(Mainly) Iambic Pentameter
Kipling's "If" is written in iambic pentameter, that most famous of English meters. You may have encountered it already in your literary travels, but if you haven't here's a quick run-down:
A line of iambic pentameter consists of ten syllables, divided into five groups (or feet). Each foot consist of an iamb, or an unstressed syllable followed by a stressed syllable. An iamb produces a rhythm like daDUM. Just check out line 2:
Are losing theirs and blaming it on you.
Here that daDUM daDUM daDUM? There you have it: iambic pentameter.
Now, if you take a peek at the other lines in the poem, you might notice a pattern. All of the even-numbered lines (2, 4, 6, 8, 10, etc.) contain 10 syllables and are textbook iambic pentameter. But what about the odd-numbered lines (1, 3, 5, 7, etc.)? Let's look at line 25, for example:
If you can talk with crowds and keep your virtue.
Notice, that everything is cool up until that last word, "virtue," where we have what appears to be the beginning of another iamb but… poof, we're on to the next line. Intriguing, to say the least.
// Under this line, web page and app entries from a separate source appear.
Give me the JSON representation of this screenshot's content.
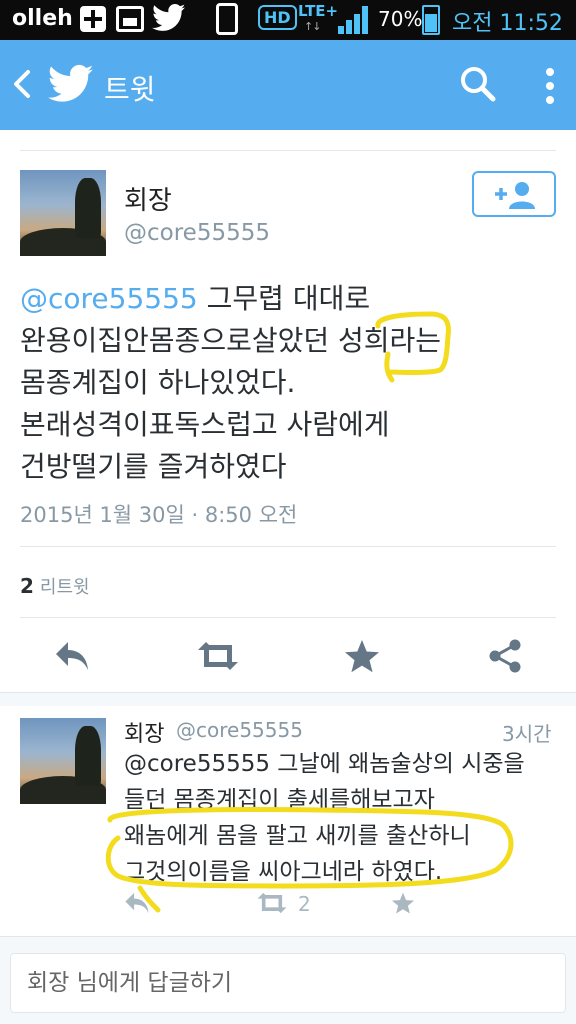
{
  "status_bar": {
    "carrier": "olleh",
    "hd_label": "HD",
    "lte_label": "LTE+",
    "battery": "70%",
    "time": "오전 11:52"
  },
  "app_bar": {
    "title": "트윗",
    "color": "#55acee"
  },
  "tweet": {
    "author_name": "회장",
    "author_handle": "@core55555",
    "mention": "@core55555",
    "text_lines": [
      " 그무렵 대대로",
      "완용이집안몸종으로살았던 성희라는",
      "몸종계집이 하나있었다.",
      "본래성격이표독스럽고 사람에게",
      "건방떨기를 즐겨하였다"
    ],
    "timestamp": "2015년 1월 30일 · 8:50 오전",
    "retweet_count": "2",
    "retweet_label": "리트윗"
  },
  "reply_tweet": {
    "author_name": "회장",
    "author_handle": "@core55555",
    "time_ago": "3시간",
    "text_lines": [
      "@core55555 그날에 왜놈술상의 시중을",
      "들던 몸종계집이 출세를해보고자",
      "왜놈에게 몸을 팔고 새끼를 출산하니",
      "그것의이름을 씨아그네라 하였다."
    ],
    "retweet_count": "2"
  },
  "reply_bar": {
    "placeholder": "회장 님에게 답글하기"
  },
  "colors": {
    "accent": "#55acee",
    "highlight": "#f2dc1d"
  },
  "icons": [
    "back-icon",
    "twitter-bird-icon",
    "search-icon",
    "more-icon",
    "follow-icon",
    "reply-icon",
    "retweet-icon",
    "favorite-icon",
    "share-icon"
  ]
}
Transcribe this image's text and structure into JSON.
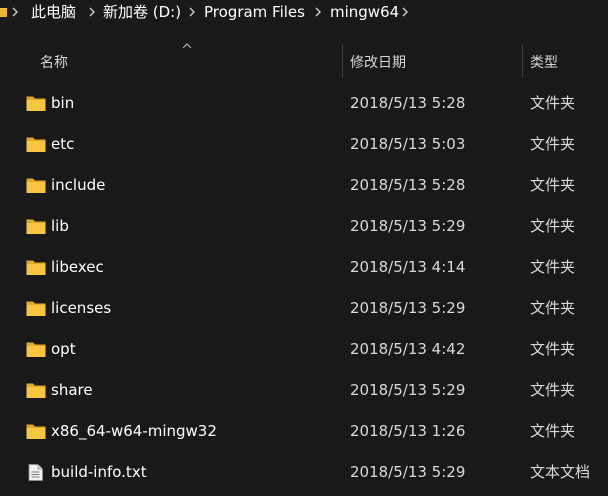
{
  "breadcrumb": {
    "items": [
      "此电脑",
      "新加卷 (D:)",
      "Program Files",
      "mingw64"
    ]
  },
  "columns": {
    "name": "名称",
    "date": "修改日期",
    "type": "类型"
  },
  "files": [
    {
      "name": "bin",
      "date": "2018/5/13 5:28",
      "type": "文件夹",
      "icon": "folder-icon"
    },
    {
      "name": "etc",
      "date": "2018/5/13 5:03",
      "type": "文件夹",
      "icon": "folder-icon"
    },
    {
      "name": "include",
      "date": "2018/5/13 5:28",
      "type": "文件夹",
      "icon": "folder-icon"
    },
    {
      "name": "lib",
      "date": "2018/5/13 5:29",
      "type": "文件夹",
      "icon": "folder-icon"
    },
    {
      "name": "libexec",
      "date": "2018/5/13 4:14",
      "type": "文件夹",
      "icon": "folder-icon"
    },
    {
      "name": "licenses",
      "date": "2018/5/13 5:29",
      "type": "文件夹",
      "icon": "folder-icon"
    },
    {
      "name": "opt",
      "date": "2018/5/13 4:42",
      "type": "文件夹",
      "icon": "folder-icon"
    },
    {
      "name": "share",
      "date": "2018/5/13 5:29",
      "type": "文件夹",
      "icon": "folder-icon"
    },
    {
      "name": "x86_64-w64-mingw32",
      "date": "2018/5/13 1:26",
      "type": "文件夹",
      "icon": "folder-icon"
    },
    {
      "name": "build-info.txt",
      "date": "2018/5/13 5:29",
      "type": "文本文档",
      "icon": "text-file-icon"
    }
  ],
  "colors": {
    "background": "#191919",
    "folder": "#f8c640",
    "folder_dark": "#e0a92a"
  }
}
Okay, don't get too worked up now. This is perfectly okay. The odd-numbered lines have an extra syllable. There are many fancy terms for this oh-so-peculiar phenomenon. Sometimes the syllable is called "extrametrical," sometimes "hypermetrical," and, when people want to be really fancy, they will call the whole line "hypercatalectic" (that's hi-purr-cat-uh-lec-tic). There are all sorts of reasons why a poet would want to add an extra syllable. Maybe Kipling started writing and realized that line 1 had an extra syllable and decided to roll with it. Maybe he had more to say in the odd-numbered lines. Maybe he just wanted to change things up. These are all good reasons, and we will never know for sure why the odd-numbered lines are hypercatalectic.
We can speculate about its effect, however. To do that, we have to talk briefly about the poem's rhyme scheme. Every stanza (except for the first, but wait just a second on that) has the following rhyme scheme: ABABCDCD, where each letter represents that line's end rhyme. This means the first and third lines rhyme, the second and fourth, etc. Each stanza contains four different groups (ABCD), and everything fits into a neat pattern. The alternating rhyme scheme, and the alternating metrical scheme (one line with an extra syllable, followed by a line with no extra syllables) stress the importance of pairs, of twos, of sequences. In a poem that is all about consequences—if you do x, then you will achieve y—this is a very important formal set up. It's the poem's way of making the nuts and bolts of poetry (rhyme, meter) display the poem's message—nifty.
Okay, now before we conclude, we have to talk about that pesky first stanza, which has the following rhyme scheme: AAAABCBC. Yeah, we know this is a little odd, not to mention unoriginal (Kipling rhymes "you" with… "you" three lines in a row). In a poem that is so balanced (4 octets, or eight-line stanzas) with strict meter, the first stanza is like a sore thumb that sticks out. Okay, so why put a sore thumb in the poem then, Mr. Kipling? Simple: this poem is about the uncertainty of life—money is lost, people turn their backs on other people, stuff gets destroyed. In a poem that is partly about how life throws you curve balls, the first stanza actually makes sense. It is the poem's curve ball, the poem's way of, again, displaying one of the poem's major themes.